What you need to do →
Could you restate all of the records exactly, leaving out the pictures?

________________

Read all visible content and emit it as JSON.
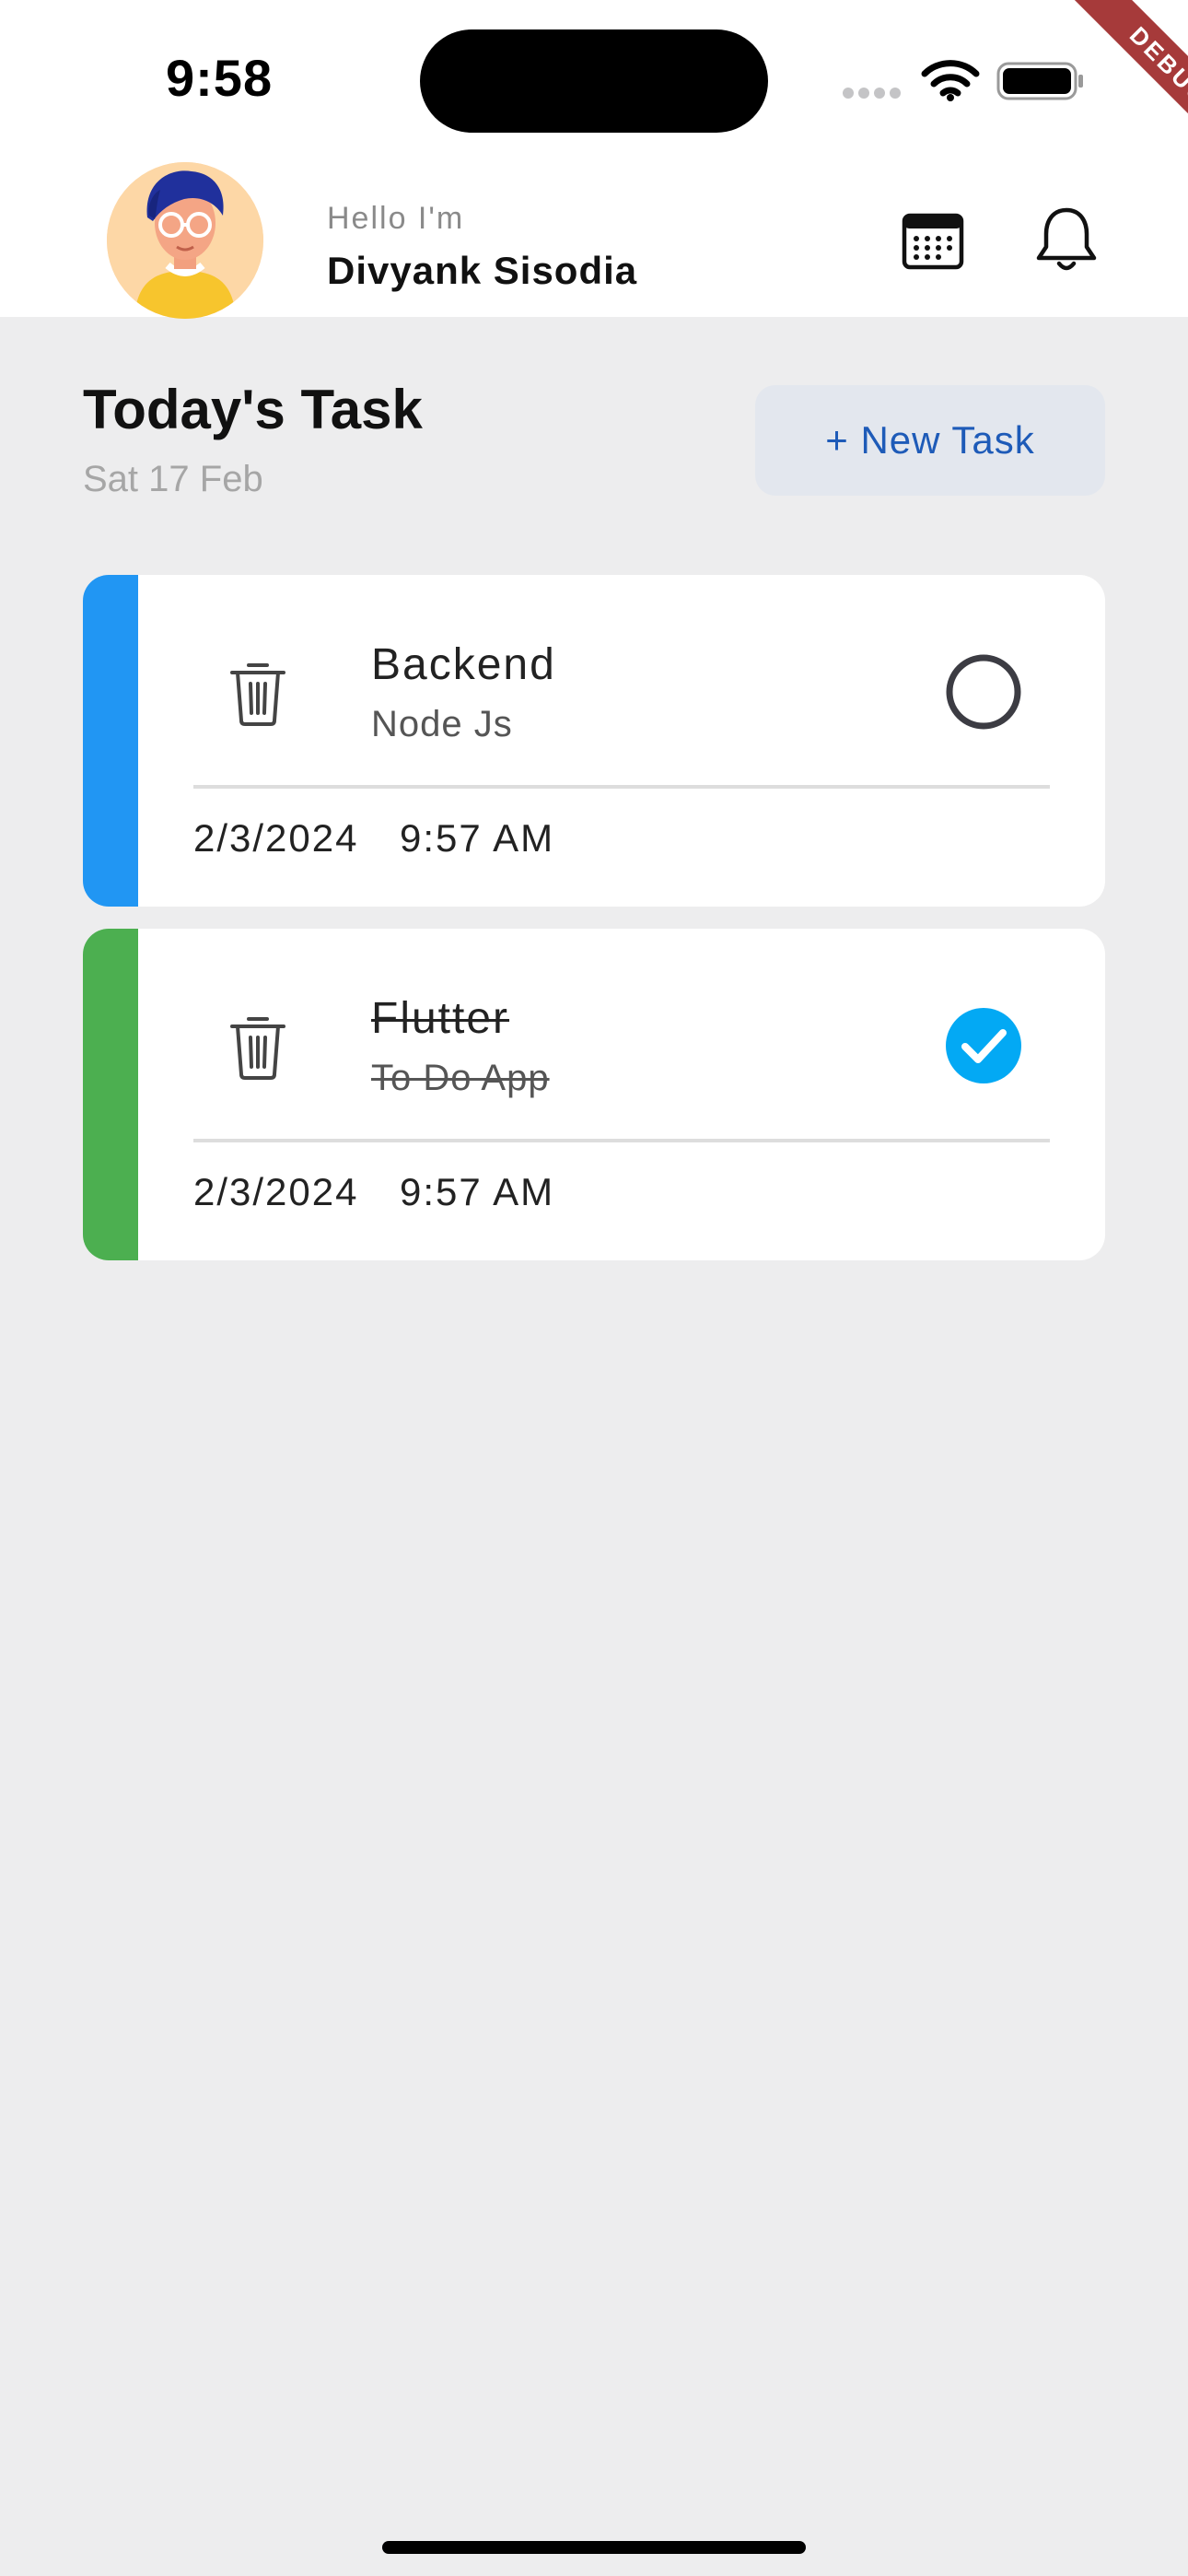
{
  "status_bar": {
    "time": "9:58",
    "debug_label": "DEBUG"
  },
  "header": {
    "greeting": "Hello I'm",
    "user_name": "Divyank Sisodia",
    "icons": [
      "calendar-icon",
      "bell-icon"
    ]
  },
  "main": {
    "title": "Today's Task",
    "date": "Sat 17 Feb",
    "new_task_label": "+ New Task"
  },
  "tasks": [
    {
      "title": "Backend",
      "subtitle": "Node Js",
      "date": "2/3/2024",
      "time": "9:57 AM",
      "completed": false,
      "accent_color": "#2196f3"
    },
    {
      "title": "Flutter",
      "subtitle": "To Do App",
      "date": "2/3/2024",
      "time": "9:57 AM",
      "completed": true,
      "accent_color": "#4caf50"
    }
  ],
  "colors": {
    "check_blue": "#03a9f4",
    "button_text": "#1e5bb8"
  }
}
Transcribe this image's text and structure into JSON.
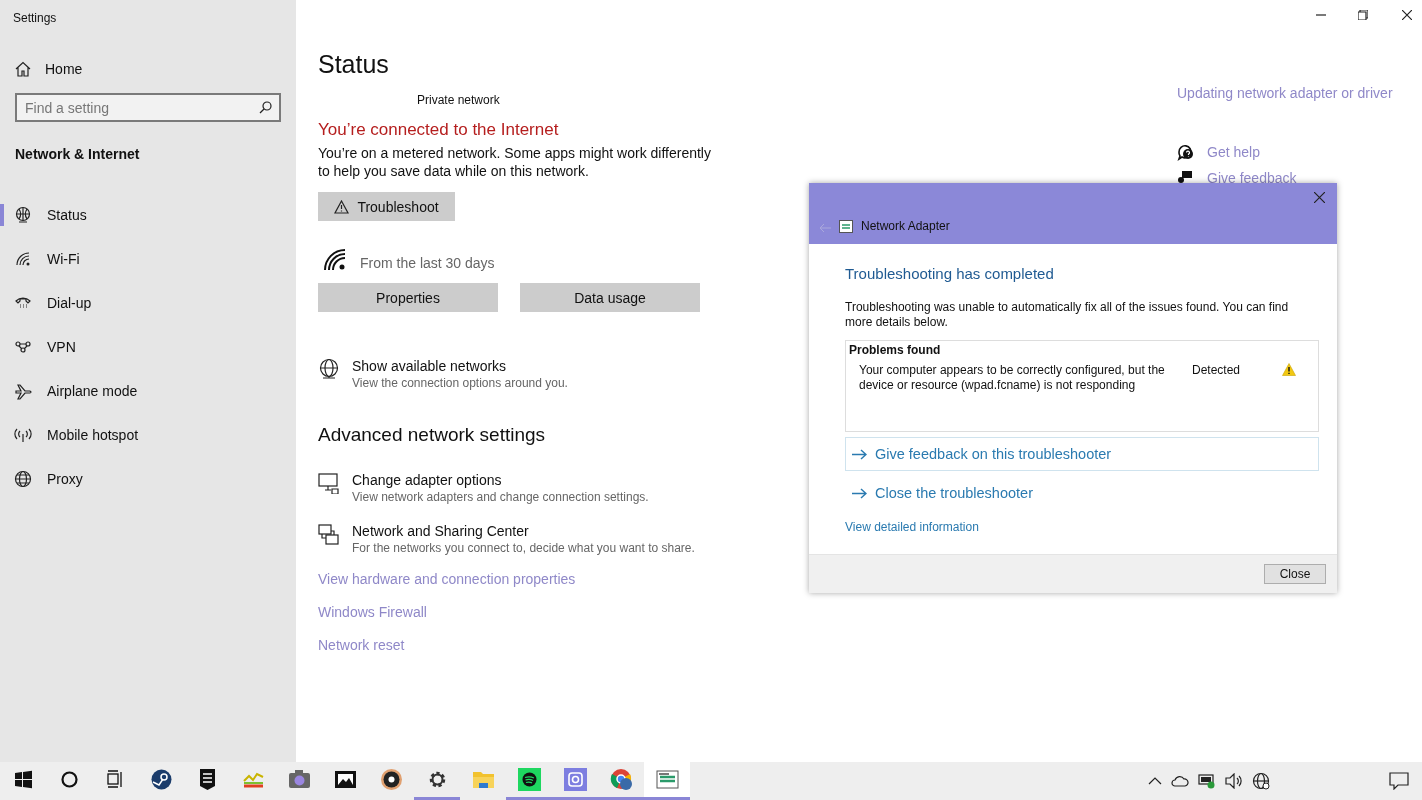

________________

Response to the task →
Read all visible content and emit it as JSON.
{
  "status_bar": {
    "time": "9:58",
    "debug_label": "DEBUG"
  },
  "header": {
    "greeting": "Hello I'm",
    "user_name": "Divyank Sisodia",
    "icons": [
      "calendar-icon",
      "bell-icon"
    ]
  },
  "main": {
    "title": "Today's Task",
    "date": "Sat 17 Feb",
    "new_task_label": "+ New Task"
  },
  "tasks": [
    {
      "title": "Backend",
      "subtitle": "Node Js",
      "date": "2/3/2024",
      "time": "9:57 AM",
      "completed": false,
      "accent_color": "#2196f3"
    },
    {
      "title": "Flutter",
      "subtitle": "To Do App",
      "date": "2/3/2024",
      "time": "9:57 AM",
      "completed": true,
      "accent_color": "#4caf50"
    }
  ],
  "colors": {
    "check_blue": "#03a9f4",
    "button_text": "#1e5bb8"
  }
}
Transcribe this image's text and structure into JSON.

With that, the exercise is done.